The meat for this version was a combination of chopped chicken thigh meat and shrimp; one thing I like about Hot Wok is its tendency to use chicken thigh meat in stir-fries, rather than breast meat. Breast meat is an obvious choice that I've opted for many times, but thigh meat adds more flavor to the dish. My default chicken stir-fry meat has changed from supermarket breast meat (well, ok, I am a Bell and Evans partisan) to chicken thigh meat fresh from the Pennsylvania Dutch Farmers Market.

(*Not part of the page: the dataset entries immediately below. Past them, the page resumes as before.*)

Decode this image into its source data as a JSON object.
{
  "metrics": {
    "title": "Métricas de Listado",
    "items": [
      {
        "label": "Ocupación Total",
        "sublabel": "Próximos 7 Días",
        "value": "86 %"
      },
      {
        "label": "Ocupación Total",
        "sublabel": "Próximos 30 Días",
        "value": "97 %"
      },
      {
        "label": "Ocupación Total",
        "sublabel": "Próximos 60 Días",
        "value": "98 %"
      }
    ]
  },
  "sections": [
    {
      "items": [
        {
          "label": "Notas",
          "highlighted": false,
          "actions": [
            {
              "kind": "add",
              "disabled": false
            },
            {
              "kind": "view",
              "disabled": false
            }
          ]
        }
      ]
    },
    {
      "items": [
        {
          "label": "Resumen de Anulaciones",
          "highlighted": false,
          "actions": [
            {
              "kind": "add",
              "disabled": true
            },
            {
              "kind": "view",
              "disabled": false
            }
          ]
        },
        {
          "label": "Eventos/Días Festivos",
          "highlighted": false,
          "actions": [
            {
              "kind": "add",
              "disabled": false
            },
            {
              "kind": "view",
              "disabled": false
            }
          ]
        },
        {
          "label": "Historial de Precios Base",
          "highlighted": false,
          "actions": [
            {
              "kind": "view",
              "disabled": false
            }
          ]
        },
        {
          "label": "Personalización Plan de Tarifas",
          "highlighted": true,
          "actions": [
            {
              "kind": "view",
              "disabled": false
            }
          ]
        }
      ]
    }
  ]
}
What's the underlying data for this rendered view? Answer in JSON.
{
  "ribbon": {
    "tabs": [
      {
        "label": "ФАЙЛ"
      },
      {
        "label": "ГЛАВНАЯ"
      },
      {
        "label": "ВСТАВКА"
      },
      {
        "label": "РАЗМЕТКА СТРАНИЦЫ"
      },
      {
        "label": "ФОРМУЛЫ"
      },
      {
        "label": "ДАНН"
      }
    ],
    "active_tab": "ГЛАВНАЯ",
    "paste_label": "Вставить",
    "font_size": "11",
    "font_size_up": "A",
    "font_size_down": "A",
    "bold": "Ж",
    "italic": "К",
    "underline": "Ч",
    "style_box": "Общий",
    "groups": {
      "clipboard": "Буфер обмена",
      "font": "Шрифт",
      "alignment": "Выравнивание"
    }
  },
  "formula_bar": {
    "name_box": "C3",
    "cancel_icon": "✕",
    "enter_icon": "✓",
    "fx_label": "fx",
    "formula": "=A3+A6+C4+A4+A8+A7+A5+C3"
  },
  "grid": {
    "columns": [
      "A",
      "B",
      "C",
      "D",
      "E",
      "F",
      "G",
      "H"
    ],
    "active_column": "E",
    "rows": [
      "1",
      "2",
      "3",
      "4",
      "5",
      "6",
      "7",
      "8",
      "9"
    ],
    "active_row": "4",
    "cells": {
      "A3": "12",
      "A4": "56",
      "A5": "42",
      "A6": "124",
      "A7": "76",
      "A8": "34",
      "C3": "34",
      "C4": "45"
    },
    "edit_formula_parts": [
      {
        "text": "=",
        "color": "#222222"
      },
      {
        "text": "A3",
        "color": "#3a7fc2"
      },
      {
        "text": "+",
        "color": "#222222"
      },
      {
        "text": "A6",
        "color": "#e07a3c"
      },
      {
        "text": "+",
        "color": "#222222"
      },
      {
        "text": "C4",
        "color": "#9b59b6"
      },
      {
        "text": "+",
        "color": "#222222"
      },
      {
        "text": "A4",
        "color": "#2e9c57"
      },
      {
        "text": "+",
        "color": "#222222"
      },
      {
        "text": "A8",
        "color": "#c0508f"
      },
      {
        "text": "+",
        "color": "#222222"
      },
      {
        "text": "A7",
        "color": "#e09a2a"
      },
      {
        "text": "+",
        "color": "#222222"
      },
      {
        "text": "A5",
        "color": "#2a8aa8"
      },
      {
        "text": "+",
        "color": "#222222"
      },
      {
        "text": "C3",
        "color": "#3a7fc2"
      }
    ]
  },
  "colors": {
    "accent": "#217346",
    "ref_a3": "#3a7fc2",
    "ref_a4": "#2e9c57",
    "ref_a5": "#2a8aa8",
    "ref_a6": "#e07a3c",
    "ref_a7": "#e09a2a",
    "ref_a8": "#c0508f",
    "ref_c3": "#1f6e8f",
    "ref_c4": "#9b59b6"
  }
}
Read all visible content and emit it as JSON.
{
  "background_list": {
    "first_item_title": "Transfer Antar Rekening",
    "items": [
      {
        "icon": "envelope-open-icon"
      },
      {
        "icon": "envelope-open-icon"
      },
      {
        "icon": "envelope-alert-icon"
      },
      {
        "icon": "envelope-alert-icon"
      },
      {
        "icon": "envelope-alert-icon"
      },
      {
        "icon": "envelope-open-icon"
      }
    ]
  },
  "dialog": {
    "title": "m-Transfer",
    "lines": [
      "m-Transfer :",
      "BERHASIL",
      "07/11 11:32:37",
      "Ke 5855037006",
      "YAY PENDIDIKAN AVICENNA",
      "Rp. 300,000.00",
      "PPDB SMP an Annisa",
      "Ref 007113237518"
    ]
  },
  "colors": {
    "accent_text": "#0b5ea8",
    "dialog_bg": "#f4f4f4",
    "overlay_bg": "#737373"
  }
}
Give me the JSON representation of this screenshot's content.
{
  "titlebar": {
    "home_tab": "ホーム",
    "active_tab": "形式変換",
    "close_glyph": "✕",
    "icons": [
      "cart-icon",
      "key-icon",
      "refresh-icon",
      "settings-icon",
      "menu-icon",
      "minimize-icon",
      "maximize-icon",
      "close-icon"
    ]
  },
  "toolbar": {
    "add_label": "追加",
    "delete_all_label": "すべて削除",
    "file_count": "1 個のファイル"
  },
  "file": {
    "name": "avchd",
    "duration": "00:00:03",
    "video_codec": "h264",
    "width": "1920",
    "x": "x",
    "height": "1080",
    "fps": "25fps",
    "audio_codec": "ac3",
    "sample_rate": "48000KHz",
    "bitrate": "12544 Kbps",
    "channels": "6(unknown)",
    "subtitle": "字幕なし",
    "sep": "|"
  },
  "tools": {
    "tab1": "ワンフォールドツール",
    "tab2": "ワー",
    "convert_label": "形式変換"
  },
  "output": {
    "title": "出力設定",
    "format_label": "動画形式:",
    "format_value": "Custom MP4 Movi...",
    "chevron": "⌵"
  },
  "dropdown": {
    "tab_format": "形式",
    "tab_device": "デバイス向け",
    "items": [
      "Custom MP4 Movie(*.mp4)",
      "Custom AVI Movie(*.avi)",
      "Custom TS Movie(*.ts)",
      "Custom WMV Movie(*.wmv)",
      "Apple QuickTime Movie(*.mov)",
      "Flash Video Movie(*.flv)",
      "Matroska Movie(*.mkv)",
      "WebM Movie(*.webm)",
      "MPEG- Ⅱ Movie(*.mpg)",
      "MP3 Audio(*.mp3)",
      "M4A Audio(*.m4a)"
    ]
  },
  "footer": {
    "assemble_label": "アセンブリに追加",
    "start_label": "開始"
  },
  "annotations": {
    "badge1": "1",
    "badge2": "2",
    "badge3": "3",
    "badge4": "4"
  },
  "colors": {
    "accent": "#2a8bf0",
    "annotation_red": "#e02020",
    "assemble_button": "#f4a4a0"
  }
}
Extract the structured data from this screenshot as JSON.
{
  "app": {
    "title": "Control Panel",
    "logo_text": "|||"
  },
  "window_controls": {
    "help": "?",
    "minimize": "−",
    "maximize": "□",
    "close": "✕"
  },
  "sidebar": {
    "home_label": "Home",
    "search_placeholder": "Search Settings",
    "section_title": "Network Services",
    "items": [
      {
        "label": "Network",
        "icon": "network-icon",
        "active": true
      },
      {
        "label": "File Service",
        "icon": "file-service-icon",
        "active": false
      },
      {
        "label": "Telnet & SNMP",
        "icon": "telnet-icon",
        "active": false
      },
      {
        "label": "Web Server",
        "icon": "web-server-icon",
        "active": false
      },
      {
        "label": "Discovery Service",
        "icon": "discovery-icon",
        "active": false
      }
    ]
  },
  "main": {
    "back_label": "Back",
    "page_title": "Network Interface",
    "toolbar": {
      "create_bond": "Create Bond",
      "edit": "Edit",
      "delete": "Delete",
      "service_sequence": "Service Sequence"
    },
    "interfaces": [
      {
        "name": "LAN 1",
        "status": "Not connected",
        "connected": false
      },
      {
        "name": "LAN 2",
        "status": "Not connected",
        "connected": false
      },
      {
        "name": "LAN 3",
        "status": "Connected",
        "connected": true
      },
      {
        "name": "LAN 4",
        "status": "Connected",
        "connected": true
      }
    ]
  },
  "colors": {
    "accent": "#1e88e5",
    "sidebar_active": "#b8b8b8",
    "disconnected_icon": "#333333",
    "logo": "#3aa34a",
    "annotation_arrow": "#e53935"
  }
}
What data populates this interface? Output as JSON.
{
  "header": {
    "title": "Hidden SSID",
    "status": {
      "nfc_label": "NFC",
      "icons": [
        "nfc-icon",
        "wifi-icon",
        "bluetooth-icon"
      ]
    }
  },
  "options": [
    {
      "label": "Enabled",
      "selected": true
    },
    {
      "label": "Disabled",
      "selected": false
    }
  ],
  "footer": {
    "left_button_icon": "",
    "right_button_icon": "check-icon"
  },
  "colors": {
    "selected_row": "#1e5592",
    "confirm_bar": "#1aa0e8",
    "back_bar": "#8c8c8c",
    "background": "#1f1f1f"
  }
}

Enough backstory; the recipe is roughly as follows. In some peanut oil, stir-fry some chopped garlic and ginger, a chopped small onion, chopped shrimp, a tablespoon of shrimp paste, and salt and pepper to taste. After two minutes, add the chopped chicken and stir-fry for another two minutes. Add the rice and cook for three more minutes. Add the ketjap manis and a tablespoon of hot bean sauce and stir-fry for two more minutes. Finally, add two beaten eggs mixed with two teaspoons of sesame oil. Stir-fry for a minute, plate and garnish with scallions and fresh cilantro.

The consistency of this version of fried rice was thicker than Thai fried rice; you could almost shape it into patties by the time it was done. The hot bean paste got lost in the final dish; the chopped ginger was more successful at spreading some heat throughout the food. Since the shrimp was one of the first ingredients added to the pan, it was leaning toward being overcooked by the time the meal was ready for eating. As expected, it was even better as leftovers for lunch (and dinner) for the following day. I finally got to use some cilantro out of the garden, too, which was nice.

Speaking of the garden, I planted some Black-seeded Blue Lake green beans (courtesy of mom) about a week ago. They popped out of the dirt Thursday and since then have seemed intent on world domination.


Jason Truesdell said...

Japanese certainly have fried rice, called chaahan (or chahan, depending on who's romanizing it). I'm not sure it's much different than various Chinese versions, though, and everyone makes it differently.

Wikipedia has a photo in Japanese.
Wikipedia Chaahan
Another Japanese site here has photos of various variations. Many of them use "naruto", a kind of fish cake, and one distinctive feature of this person's technique is mixing the eggs with the rice before cooking rather than having a separate stage for adding the egg.

Winslow said...

Hi Jason,

Sorry I haven't replied to this sooner. Thanks for the tip about chaahan. I'll have to go look into it and make some. The naruto sounds like an interesting addition to a fried rice dish.

Thanks for stopping by!